Contrasting attitudes toward the United States of America characterize the great divide in this country between right and left, but the similarly crucial distinction between mainstream conservatives and right wing hysterics reflects their radically different assessments of… Canada, of all places. For the first time since the War of 1812, in fact, debate about the true nature of our terminally bland neighbor to the north plays a significant role in American politics.
Fortunately, that unexpected argument seldom displays the bitter intensity of long-running conservative/liberal quarrels about America itself. In his brilliant 2009 book, “Why are Jews Liberals?,” Norman Podhoretz trenchantly observes: “Of course, when we speak of the conflict between Left and Right, or between liberals and conservatives, we are talking about a divide wider and deeper than electoral politics. The great issue between the two communities turns on how they feel about the nature of American society. Again with all exceptions duly noted, I think it fair to say that what the Left mainly sees when it looks at America is injustice and oppression of every kind – economic, social, and political. By sharp contrast, the Right sees a complex of traditions, principles, and institutions that have made it possible for more freedom – and even factoring in periodic economic downturns – more prosperity to be enjoyed by more of its citizens than in any other society known to human history. It follows that what liberals believe needs to be changed or discarded is precisely what conservatives are dedicated to preserving, reinvigorating, and defending against attack.”
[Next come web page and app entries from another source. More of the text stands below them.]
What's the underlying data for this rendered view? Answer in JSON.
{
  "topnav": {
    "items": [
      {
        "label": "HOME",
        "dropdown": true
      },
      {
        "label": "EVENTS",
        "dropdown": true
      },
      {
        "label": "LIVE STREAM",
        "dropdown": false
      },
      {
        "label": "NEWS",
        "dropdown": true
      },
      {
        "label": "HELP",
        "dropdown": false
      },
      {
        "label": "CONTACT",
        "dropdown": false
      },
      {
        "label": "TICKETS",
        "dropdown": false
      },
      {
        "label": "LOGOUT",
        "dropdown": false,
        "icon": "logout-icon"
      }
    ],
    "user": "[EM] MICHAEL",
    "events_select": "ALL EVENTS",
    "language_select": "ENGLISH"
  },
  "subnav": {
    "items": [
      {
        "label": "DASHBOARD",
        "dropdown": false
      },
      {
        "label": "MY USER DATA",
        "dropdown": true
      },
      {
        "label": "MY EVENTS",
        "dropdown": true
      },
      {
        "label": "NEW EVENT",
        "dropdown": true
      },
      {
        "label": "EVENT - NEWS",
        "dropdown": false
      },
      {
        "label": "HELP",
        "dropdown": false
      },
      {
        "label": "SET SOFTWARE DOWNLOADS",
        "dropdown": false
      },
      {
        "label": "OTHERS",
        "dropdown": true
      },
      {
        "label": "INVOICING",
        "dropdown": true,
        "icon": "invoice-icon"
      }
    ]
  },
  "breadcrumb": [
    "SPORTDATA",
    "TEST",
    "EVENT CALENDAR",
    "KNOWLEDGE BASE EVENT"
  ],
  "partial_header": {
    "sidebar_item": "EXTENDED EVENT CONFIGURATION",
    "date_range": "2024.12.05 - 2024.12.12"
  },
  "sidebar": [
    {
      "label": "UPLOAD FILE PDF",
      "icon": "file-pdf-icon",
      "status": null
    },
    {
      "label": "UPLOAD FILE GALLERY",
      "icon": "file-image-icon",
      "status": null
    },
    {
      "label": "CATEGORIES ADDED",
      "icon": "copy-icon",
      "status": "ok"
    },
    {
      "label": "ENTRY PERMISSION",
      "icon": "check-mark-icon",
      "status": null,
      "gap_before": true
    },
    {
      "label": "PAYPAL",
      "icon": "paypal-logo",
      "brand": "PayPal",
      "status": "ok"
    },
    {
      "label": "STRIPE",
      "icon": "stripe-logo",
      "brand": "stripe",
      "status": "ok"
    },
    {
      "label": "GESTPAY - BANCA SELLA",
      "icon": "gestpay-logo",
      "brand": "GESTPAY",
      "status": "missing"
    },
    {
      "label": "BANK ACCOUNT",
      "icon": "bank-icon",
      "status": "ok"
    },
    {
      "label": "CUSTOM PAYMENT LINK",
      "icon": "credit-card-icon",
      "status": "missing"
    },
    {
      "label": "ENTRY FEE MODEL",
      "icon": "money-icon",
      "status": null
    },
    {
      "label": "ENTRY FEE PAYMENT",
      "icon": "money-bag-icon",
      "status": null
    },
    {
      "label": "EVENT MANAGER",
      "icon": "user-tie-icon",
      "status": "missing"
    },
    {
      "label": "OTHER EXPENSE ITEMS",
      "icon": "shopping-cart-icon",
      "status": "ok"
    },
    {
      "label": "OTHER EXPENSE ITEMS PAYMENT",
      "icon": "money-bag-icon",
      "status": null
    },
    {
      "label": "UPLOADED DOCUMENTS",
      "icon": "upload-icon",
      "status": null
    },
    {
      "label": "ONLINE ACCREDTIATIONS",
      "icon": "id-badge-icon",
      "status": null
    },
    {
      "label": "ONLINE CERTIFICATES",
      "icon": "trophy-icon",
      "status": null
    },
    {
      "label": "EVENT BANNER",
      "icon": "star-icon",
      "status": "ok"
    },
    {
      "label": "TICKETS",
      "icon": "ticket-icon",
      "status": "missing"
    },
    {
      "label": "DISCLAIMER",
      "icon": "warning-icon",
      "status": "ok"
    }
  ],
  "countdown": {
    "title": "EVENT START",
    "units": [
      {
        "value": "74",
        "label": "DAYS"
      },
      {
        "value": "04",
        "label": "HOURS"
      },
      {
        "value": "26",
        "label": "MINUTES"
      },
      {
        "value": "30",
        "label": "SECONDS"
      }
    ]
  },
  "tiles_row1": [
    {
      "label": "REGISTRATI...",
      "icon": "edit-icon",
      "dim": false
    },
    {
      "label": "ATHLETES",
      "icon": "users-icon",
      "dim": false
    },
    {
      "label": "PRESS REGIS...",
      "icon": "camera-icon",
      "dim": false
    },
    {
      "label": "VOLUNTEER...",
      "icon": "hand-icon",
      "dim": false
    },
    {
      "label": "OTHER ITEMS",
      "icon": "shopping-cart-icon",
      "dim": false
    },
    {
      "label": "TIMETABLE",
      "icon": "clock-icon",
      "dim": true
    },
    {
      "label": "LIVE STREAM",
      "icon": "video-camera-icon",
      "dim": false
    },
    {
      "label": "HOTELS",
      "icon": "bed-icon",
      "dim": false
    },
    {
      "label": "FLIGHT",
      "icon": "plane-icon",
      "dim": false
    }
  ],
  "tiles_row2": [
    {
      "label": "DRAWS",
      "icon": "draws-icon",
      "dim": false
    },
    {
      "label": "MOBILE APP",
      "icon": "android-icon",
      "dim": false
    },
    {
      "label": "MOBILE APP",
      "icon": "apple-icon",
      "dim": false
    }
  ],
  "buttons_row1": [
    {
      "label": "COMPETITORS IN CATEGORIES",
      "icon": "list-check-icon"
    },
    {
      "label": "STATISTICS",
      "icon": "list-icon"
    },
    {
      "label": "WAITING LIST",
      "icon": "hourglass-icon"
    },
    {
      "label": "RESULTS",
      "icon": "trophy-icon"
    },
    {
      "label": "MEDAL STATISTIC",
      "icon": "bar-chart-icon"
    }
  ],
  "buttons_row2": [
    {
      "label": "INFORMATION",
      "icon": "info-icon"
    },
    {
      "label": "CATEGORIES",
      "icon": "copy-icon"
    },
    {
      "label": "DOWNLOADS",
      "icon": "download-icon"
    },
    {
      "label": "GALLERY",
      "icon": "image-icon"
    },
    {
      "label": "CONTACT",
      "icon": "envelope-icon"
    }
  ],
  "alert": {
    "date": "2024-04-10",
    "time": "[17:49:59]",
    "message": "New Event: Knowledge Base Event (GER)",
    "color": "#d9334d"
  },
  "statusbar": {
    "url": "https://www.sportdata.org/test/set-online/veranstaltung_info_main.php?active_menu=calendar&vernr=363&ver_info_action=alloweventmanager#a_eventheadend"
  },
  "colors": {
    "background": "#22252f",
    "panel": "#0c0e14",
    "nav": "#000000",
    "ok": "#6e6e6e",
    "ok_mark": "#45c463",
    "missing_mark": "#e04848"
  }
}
As if to illustrate his point, one of the leaders of Democratic efforts to overhaul health care recently expressed her jubilation that her nation might finally shed its distinctive but benighted individualistic traditions and embrace the enlightened approaches of the rest of the civilized world. Congresswoman Louise Slaughter, the upstate New York Democrat who chairs the House Rules Committee, exulted to the Wall Street Journal after Obama’s triumph on insurance reform: “It makes me so happy that, after 100 years, we can finally catch up with the rest of the world!”